Manager Dave Trembley didn't seem terribly concerned either, but he wasn't going to leave Uehara out there to get knocked around. He quickly got up reliever Scott Chiasson and sent him in for the third.

Uehara "got his pitches up, but he keeps attacking the hitters," Trembley said. "There were a couple of pitches that could have gone either way, but he kept attacking the strike zone, and that's what you like."

The Orioles took an 8-4 lead into the eighth inning, but reliever Alberto Castillo gave up a game-tying grand slam to pinch hitter Nick Evans in the eighth and a walkoff homer to catcher Rene Rivera in the ninth. The Orioles lost the game in frustrating fashion, but Uehara did not lose his sense of humor.

Asked why he lasted two innings, he didn't sugarcoat a thing: "You can call it a knockout."

More rest for Parrish

Left-hander John Parrish, already ruled out of the rotation competition by Trembley, has been shut down to rest the inflammation in his throwing shoulder. Parrish felt tightness and soreness when he was throwing from 120 feet last week.

"I'm trying to knock it out before it gets out of hand," said Parrish, who was signed to a minor league deal in February after pitching last season for the Toronto Blue Jays organization. "It's frustrating, but it's still in me to pitch.
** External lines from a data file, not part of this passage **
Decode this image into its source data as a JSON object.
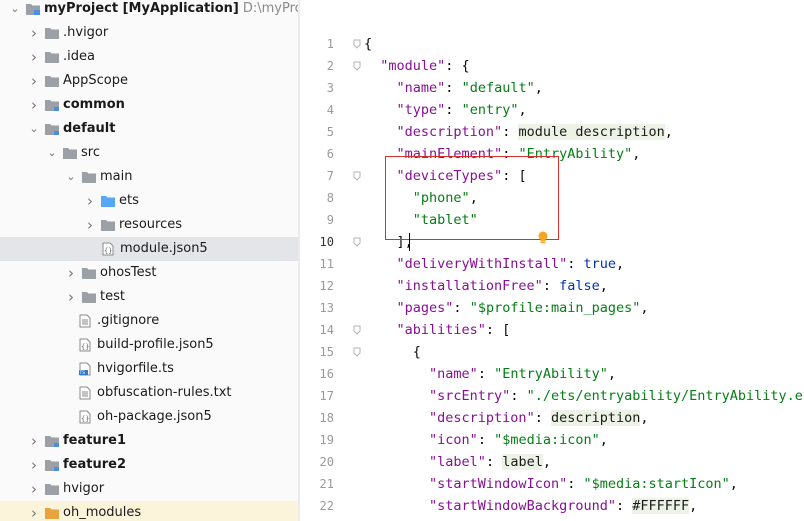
{
  "project_tree": {
    "root": {
      "name": "myProject",
      "module": "[MyApplication]",
      "path": "D:\\myProject"
    },
    "items": [
      {
        "label": "myProject [MyApplication]",
        "path": "D:\\myProject",
        "icon": "project-folder-icon",
        "arrow": "expanded",
        "bold": true,
        "depth": 0
      },
      {
        "label": ".hvigor",
        "icon": "folder-icon",
        "arrow": "collapsed",
        "bold": false,
        "depth": 1
      },
      {
        "label": ".idea",
        "icon": "folder-icon",
        "arrow": "collapsed",
        "bold": false,
        "depth": 1
      },
      {
        "label": "AppScope",
        "icon": "folder-icon",
        "arrow": "collapsed",
        "bold": false,
        "depth": 1
      },
      {
        "label": "common",
        "icon": "module-folder-icon",
        "arrow": "collapsed",
        "bold": true,
        "depth": 1
      },
      {
        "label": "default",
        "icon": "module-folder-icon",
        "arrow": "expanded",
        "bold": true,
        "depth": 1
      },
      {
        "label": "src",
        "icon": "folder-icon",
        "arrow": "expanded",
        "bold": false,
        "depth": 2
      },
      {
        "label": "main",
        "icon": "folder-icon",
        "arrow": "expanded",
        "bold": false,
        "depth": 3
      },
      {
        "label": "ets",
        "icon": "source-folder-icon",
        "arrow": "collapsed",
        "bold": false,
        "depth": 4
      },
      {
        "label": "resources",
        "icon": "folder-icon",
        "arrow": "collapsed",
        "bold": false,
        "depth": 4
      },
      {
        "label": "module.json5",
        "icon": "json5-file-icon",
        "arrow": "none",
        "bold": false,
        "depth": 5,
        "selected": true
      },
      {
        "label": "ohosTest",
        "icon": "folder-icon",
        "arrow": "collapsed",
        "bold": false,
        "depth": 3
      },
      {
        "label": "test",
        "icon": "folder-icon",
        "arrow": "collapsed",
        "bold": false,
        "depth": 3
      },
      {
        "label": ".gitignore",
        "icon": "text-file-icon",
        "arrow": "none",
        "bold": false,
        "depth": 3
      },
      {
        "label": "build-profile.json5",
        "icon": "json5-file-icon",
        "arrow": "none",
        "bold": false,
        "depth": 3
      },
      {
        "label": "hvigorfile.ts",
        "icon": "ts-file-icon",
        "arrow": "none",
        "bold": false,
        "depth": 3
      },
      {
        "label": "obfuscation-rules.txt",
        "icon": "text-file-icon",
        "arrow": "none",
        "bold": false,
        "depth": 3
      },
      {
        "label": "oh-package.json5",
        "icon": "json5-file-icon",
        "arrow": "none",
        "bold": false,
        "depth": 3
      },
      {
        "label": "feature1",
        "icon": "module-folder-icon",
        "arrow": "collapsed",
        "bold": true,
        "depth": 1
      },
      {
        "label": "feature2",
        "icon": "module-folder-icon",
        "arrow": "collapsed",
        "bold": true,
        "depth": 1
      },
      {
        "label": "hvigor",
        "icon": "folder-icon",
        "arrow": "collapsed",
        "bold": false,
        "depth": 1
      },
      {
        "label": "oh_modules",
        "icon": "library-folder-icon",
        "arrow": "collapsed",
        "bold": false,
        "depth": 1,
        "library": true
      }
    ]
  },
  "editor": {
    "current_line": 10,
    "lines": [
      {
        "n": "1",
        "tokens": [
          {
            "t": "{",
            "c": "p"
          }
        ]
      },
      {
        "n": "2",
        "tokens": [
          {
            "t": "  ",
            "c": "p"
          },
          {
            "t": "\"module\"",
            "c": "k"
          },
          {
            "t": ": {",
            "c": "p"
          }
        ]
      },
      {
        "n": "3",
        "tokens": [
          {
            "t": "    ",
            "c": "p"
          },
          {
            "t": "\"name\"",
            "c": "k"
          },
          {
            "t": ": ",
            "c": "p"
          },
          {
            "t": "\"default\"",
            "c": "s"
          },
          {
            "t": ",",
            "c": "p"
          }
        ]
      },
      {
        "n": "4",
        "tokens": [
          {
            "t": "    ",
            "c": "p"
          },
          {
            "t": "\"type\"",
            "c": "k"
          },
          {
            "t": ": ",
            "c": "p"
          },
          {
            "t": "\"entry\"",
            "c": "s"
          },
          {
            "t": ",",
            "c": "p"
          }
        ]
      },
      {
        "n": "5",
        "tokens": [
          {
            "t": "    ",
            "c": "p"
          },
          {
            "t": "\"description\"",
            "c": "k"
          },
          {
            "t": ": ",
            "c": "p"
          },
          {
            "t": "module description",
            "c": "hl"
          },
          {
            "t": ",",
            "c": "p"
          }
        ]
      },
      {
        "n": "6",
        "tokens": [
          {
            "t": "    ",
            "c": "p"
          },
          {
            "t": "\"mainElement\"",
            "c": "k"
          },
          {
            "t": ": ",
            "c": "p"
          },
          {
            "t": "\"EntryAbility\"",
            "c": "s"
          },
          {
            "t": ",",
            "c": "p"
          }
        ]
      },
      {
        "n": "7",
        "tokens": [
          {
            "t": "    ",
            "c": "p"
          },
          {
            "t": "\"deviceTypes\"",
            "c": "k"
          },
          {
            "t": ": [",
            "c": "p"
          }
        ]
      },
      {
        "n": "8",
        "tokens": [
          {
            "t": "      ",
            "c": "p"
          },
          {
            "t": "\"phone\"",
            "c": "s"
          },
          {
            "t": ",",
            "c": "p"
          }
        ]
      },
      {
        "n": "9",
        "tokens": [
          {
            "t": "      ",
            "c": "p"
          },
          {
            "t": "\"tablet\"",
            "c": "s"
          }
        ]
      },
      {
        "n": "10",
        "tokens": [
          {
            "t": "    ],",
            "c": "p"
          }
        ]
      },
      {
        "n": "11",
        "tokens": [
          {
            "t": "    ",
            "c": "p"
          },
          {
            "t": "\"deliveryWithInstall\"",
            "c": "k"
          },
          {
            "t": ": ",
            "c": "p"
          },
          {
            "t": "true",
            "c": "kw"
          },
          {
            "t": ",",
            "c": "p"
          }
        ]
      },
      {
        "n": "12",
        "tokens": [
          {
            "t": "    ",
            "c": "p"
          },
          {
            "t": "\"installationFree\"",
            "c": "k"
          },
          {
            "t": ": ",
            "c": "p"
          },
          {
            "t": "false",
            "c": "kw"
          },
          {
            "t": ",",
            "c": "p"
          }
        ]
      },
      {
        "n": "13",
        "tokens": [
          {
            "t": "    ",
            "c": "p"
          },
          {
            "t": "\"pages\"",
            "c": "k"
          },
          {
            "t": ": ",
            "c": "p"
          },
          {
            "t": "\"$profile:main_pages\"",
            "c": "s"
          },
          {
            "t": ",",
            "c": "p"
          }
        ]
      },
      {
        "n": "14",
        "tokens": [
          {
            "t": "    ",
            "c": "p"
          },
          {
            "t": "\"abilities\"",
            "c": "k"
          },
          {
            "t": ": [",
            "c": "p"
          }
        ]
      },
      {
        "n": "15",
        "tokens": [
          {
            "t": "      {",
            "c": "p"
          }
        ]
      },
      {
        "n": "16",
        "tokens": [
          {
            "t": "        ",
            "c": "p"
          },
          {
            "t": "\"name\"",
            "c": "k"
          },
          {
            "t": ": ",
            "c": "p"
          },
          {
            "t": "\"EntryAbility\"",
            "c": "s"
          },
          {
            "t": ",",
            "c": "p"
          }
        ]
      },
      {
        "n": "17",
        "tokens": [
          {
            "t": "        ",
            "c": "p"
          },
          {
            "t": "\"srcEntry\"",
            "c": "k"
          },
          {
            "t": ": ",
            "c": "p"
          },
          {
            "t": "\"./ets/entryability/EntryAbility.et",
            "c": "s"
          }
        ]
      },
      {
        "n": "18",
        "tokens": [
          {
            "t": "        ",
            "c": "p"
          },
          {
            "t": "\"description\"",
            "c": "k"
          },
          {
            "t": ": ",
            "c": "p"
          },
          {
            "t": "description",
            "c": "hl"
          },
          {
            "t": ",",
            "c": "p"
          }
        ]
      },
      {
        "n": "19",
        "tokens": [
          {
            "t": "        ",
            "c": "p"
          },
          {
            "t": "\"icon\"",
            "c": "k"
          },
          {
            "t": ": ",
            "c": "p"
          },
          {
            "t": "\"$media:icon\"",
            "c": "s"
          },
          {
            "t": ",",
            "c": "p"
          }
        ]
      },
      {
        "n": "20",
        "tokens": [
          {
            "t": "        ",
            "c": "p"
          },
          {
            "t": "\"label\"",
            "c": "k"
          },
          {
            "t": ": ",
            "c": "p"
          },
          {
            "t": "label",
            "c": "hl"
          },
          {
            "t": ",",
            "c": "p"
          }
        ]
      },
      {
        "n": "21",
        "tokens": [
          {
            "t": "        ",
            "c": "p"
          },
          {
            "t": "\"startWindowIcon\"",
            "c": "k"
          },
          {
            "t": ": ",
            "c": "p"
          },
          {
            "t": "\"$media:startIcon\"",
            "c": "s"
          },
          {
            "t": ",",
            "c": "p"
          }
        ]
      },
      {
        "n": "22",
        "tokens": [
          {
            "t": "        ",
            "c": "p"
          },
          {
            "t": "\"startWindowBackground\"",
            "c": "k"
          },
          {
            "t": ": ",
            "c": "p"
          },
          {
            "t": "#FFFFFF",
            "c": "hl"
          },
          {
            "t": ",",
            "c": "p"
          }
        ]
      }
    ],
    "highlight_box_color": "#d9302c",
    "intention_bulb_icon": "bulb-icon"
  }
}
As long as I get healthy at some point, to be able to pitch this year would be good. It's frustrating for me to come in here and be sore, but there's still plenty of time to get things healthy and get on a roll."

Parrish's contract says he can opt out of his pact with the Orioles if he's not on the major league roster by April 3, three days before Opening Day. Trembley has ruled out Parrish's making the club, meaning the 31-year-old will have a decision to make soon.

"That's so far beyond me, it's not even considered right now," Parrish said. "I have to get healthy first. ... I don't want to sit and rehab. I just want to pitch."

Bass gets a shot

Brian Bass will start today against the Boston Red Sox, a sign that the Orioles have changed their mind and are considering him for one of three open spots in the rotation.

Trembley said last week that Bass is being looked at for the long-relief role, but the rash of injuries suffered by potential rotation members and Radhames Liz's struggles in his one Grapefruit League start could alter the team's plans for Bass.

"He's going to get a chance" to start, Orioles pitching coach Rick Kranitz said when asked about the role Bass is auditioning for. "We need to get him some innings and stretch him out a little bit."

Around the horn

Melvin Mora is 4-for-9 with a home run and five RBIs in his first two games with the Venezuelan national team in the World Baseball Classic. ... Trembley spent time on the field before yesterday's game with Miami Dolphins executive vice president Bill Parcells and coach Tony Sparano, who threw out the ceremonial first pitch.

Baltimore Sun Articles
|
|
|
Please note the green-lined linked article text has been applied commercially without any involvement from our newsroom editors, reporters or any other editorial staff.